[2] Cf. [Kundani 2014].

[3]  On the jadid movement cf. the overviews given in [Kemper 1998; Yuzeev 2007].

[4] I wrote an article on this theme especially for the X International Muslim Forum, which took place on 10-12 December 2014 in Moscow. The article was called “Russian Muslim culture: a call to reflection and contextualization.” [Mukhetdinov 2014]. A later development of this theme was turned into a monograph called “Russian Muslim civilization” [Mukhetdinov 2015], which includes an original article, reviewers’ reactions, and an academic essay dedicated to the Sufi elements in Russian culture. For more detail on the theses presented here the reader can turn to the monograph where they are developed in far more detail and with much more factual support.

[5] [Ibrahim 2015]

[6] Cf. [Ibrahim 2015; Kamali 2010].

[7] Cf. [Bigiev 2005].

[8] An interesting discussion of this theme can be found in the Tatar thinker, Ziyaeddin Kamali. [Kamali 2010: 151-152].

[9] Cf. the analysis of the major transformation that liberalism underwent in the 20th century in [Buchanan 2002].

[10] Cf. the following monographs: [Habutdinov (ed.) 2009; Zagidullin (ed.) 2007]. An overview of my position is given in the essay, “Sufi elements in Russian Muslim culture.” [Mukhetdinov 2015].

[11] [Kursavi 2005: 170].

[12] Cf. [Massignon 1968; Corbin 1958; Melchert 1996; Knysh 2010]. The monograph by the Russian academic I.R. Nasyrov is especially deserving of attention. He looks in detail at the origins of Sufism and outlines its ontological and epistemological foundations in [Nasyrov 2012].

[13] Cf. [Weismann 2007].

[14] For an in-depth justification of this theory cf. the article by [Sibgatullina 2001].

[15] For more on Ibn Arabi’s understanding of the “heart”, cf. [Chittick 1989: 106-109].

[16] I am convinced that this reflection should also be applied to current questions of modern Muslim philosophy, which were outlined in some detail in the speech of mufti Gaynetdin at the Second Bigiev Memorial Lectures, cf. [Gaynetdin 2015].
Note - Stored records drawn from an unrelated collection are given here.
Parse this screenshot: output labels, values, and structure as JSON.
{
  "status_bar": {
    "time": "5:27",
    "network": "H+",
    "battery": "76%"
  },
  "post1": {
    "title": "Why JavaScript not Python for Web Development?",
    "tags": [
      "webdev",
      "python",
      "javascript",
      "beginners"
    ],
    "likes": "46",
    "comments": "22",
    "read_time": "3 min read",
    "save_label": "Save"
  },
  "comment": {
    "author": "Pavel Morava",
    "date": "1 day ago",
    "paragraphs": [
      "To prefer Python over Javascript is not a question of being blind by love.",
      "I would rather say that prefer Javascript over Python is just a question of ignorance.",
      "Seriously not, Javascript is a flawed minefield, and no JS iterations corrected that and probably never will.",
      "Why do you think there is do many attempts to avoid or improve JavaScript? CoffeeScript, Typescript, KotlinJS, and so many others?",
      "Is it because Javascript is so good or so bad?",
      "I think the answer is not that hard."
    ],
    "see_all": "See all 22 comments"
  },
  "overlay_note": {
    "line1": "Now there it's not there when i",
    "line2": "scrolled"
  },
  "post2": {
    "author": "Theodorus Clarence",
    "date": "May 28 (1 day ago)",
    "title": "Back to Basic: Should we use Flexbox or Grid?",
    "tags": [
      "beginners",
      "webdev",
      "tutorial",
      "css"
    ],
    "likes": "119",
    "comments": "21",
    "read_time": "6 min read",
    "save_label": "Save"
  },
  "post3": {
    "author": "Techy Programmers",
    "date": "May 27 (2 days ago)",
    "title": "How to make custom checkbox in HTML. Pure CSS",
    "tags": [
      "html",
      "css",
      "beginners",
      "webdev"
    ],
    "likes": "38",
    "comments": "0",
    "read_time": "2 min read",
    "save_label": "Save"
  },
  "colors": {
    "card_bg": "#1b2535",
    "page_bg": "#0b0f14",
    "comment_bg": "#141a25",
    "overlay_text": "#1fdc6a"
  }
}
[17] Cf., for example, the prediction of the National Intelligence Council of the USA [Global Trends 2025]. Recent demographic calculations can also be found in  [Mukhetdinov 2014].